“Before 2020, we had mouthed the notion that employees are the biggest assets. Last year, we realised that the workforce is the centre of all processes, tech, ideas and innovation. Now that we have learnt a bit more on how to survive and thrive alongside the virus, we need to do more for employees to remain energised in this new environment,” he said.

According to Yemi, employee experience is not the sole responsibility of HR but rather a shared responsibility, with HR designing the process and line managers take direct responsibility.

“We’ve entered into a phase of multi-generations in the workforce, leadership cannot afford to not recognise how diverse and inclusive the workforce is. This affects how we attract talent and performance manage. The workforce is gradually becoming a one-employee workforce, so the way I relate to Steven must be the way Steven wants to be related with,” he explained.

Yemi sees the re-energised employee experience starting with employees, designing the process with employees, followed by monitoring and measuring progress – and creating a feedback loop by checking in with employees.

“Gone is the era where the policies and practices of people management starts with HR and leadership and ends with employees. The paradigm has changed to starting with employees and getting their buy-in at the onset,” he added.

Deliberate experiences
Steven Teasdale, global HR executive at Discovery, noted that there were many components that has led to the company achieving employee engagement scores that have outperformed the global benchmark.

“It is not accidental; leaders have been deliberate about creating experiences. The company's purpose has come alive and become visceral. There was also a national movement around getting behind a collective cause. Employee experience is not something new, and we [HR] have pushed to match our customer-facing colleagues and there is a lot we learn from them. We have developed personas and created experiences for them,” he explained.

Steven did, however, highlight a challenge that requires more attention.

“With massive engagement and being purpose-driven, it is hard for people to switch off. They are not being driven with a whip to deliver and are driving it themselves and this is potentially dangerous from a health perspective. Employees are grieving on a mass scale and South Africa struggles more than most countries with the stigma around mental health,” he said.

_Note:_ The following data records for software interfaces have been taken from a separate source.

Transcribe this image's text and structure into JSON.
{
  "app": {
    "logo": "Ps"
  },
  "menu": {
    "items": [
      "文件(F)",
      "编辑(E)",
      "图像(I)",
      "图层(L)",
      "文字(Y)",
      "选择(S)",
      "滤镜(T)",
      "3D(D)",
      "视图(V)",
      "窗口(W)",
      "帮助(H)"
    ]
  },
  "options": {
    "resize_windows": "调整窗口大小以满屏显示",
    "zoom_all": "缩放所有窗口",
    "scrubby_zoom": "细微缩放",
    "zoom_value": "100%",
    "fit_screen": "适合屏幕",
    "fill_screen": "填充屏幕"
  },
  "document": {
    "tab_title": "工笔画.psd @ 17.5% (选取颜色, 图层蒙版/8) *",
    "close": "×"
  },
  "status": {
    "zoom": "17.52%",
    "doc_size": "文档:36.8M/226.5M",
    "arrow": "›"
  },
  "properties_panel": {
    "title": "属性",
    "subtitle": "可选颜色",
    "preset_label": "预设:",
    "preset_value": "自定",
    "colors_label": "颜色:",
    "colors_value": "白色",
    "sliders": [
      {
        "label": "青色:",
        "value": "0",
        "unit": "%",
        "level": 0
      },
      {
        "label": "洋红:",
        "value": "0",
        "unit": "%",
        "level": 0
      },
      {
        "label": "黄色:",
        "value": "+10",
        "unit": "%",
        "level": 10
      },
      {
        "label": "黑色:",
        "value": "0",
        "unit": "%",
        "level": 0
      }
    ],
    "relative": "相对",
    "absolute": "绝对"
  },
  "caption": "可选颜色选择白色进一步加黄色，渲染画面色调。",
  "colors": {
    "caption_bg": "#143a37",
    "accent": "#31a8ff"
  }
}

The audience came away from the webinar with greater insight into the challenges faced on a global scale, but also with very specific insights for HR in South Africa, as we all face up to the reality of a changed world, and workspace.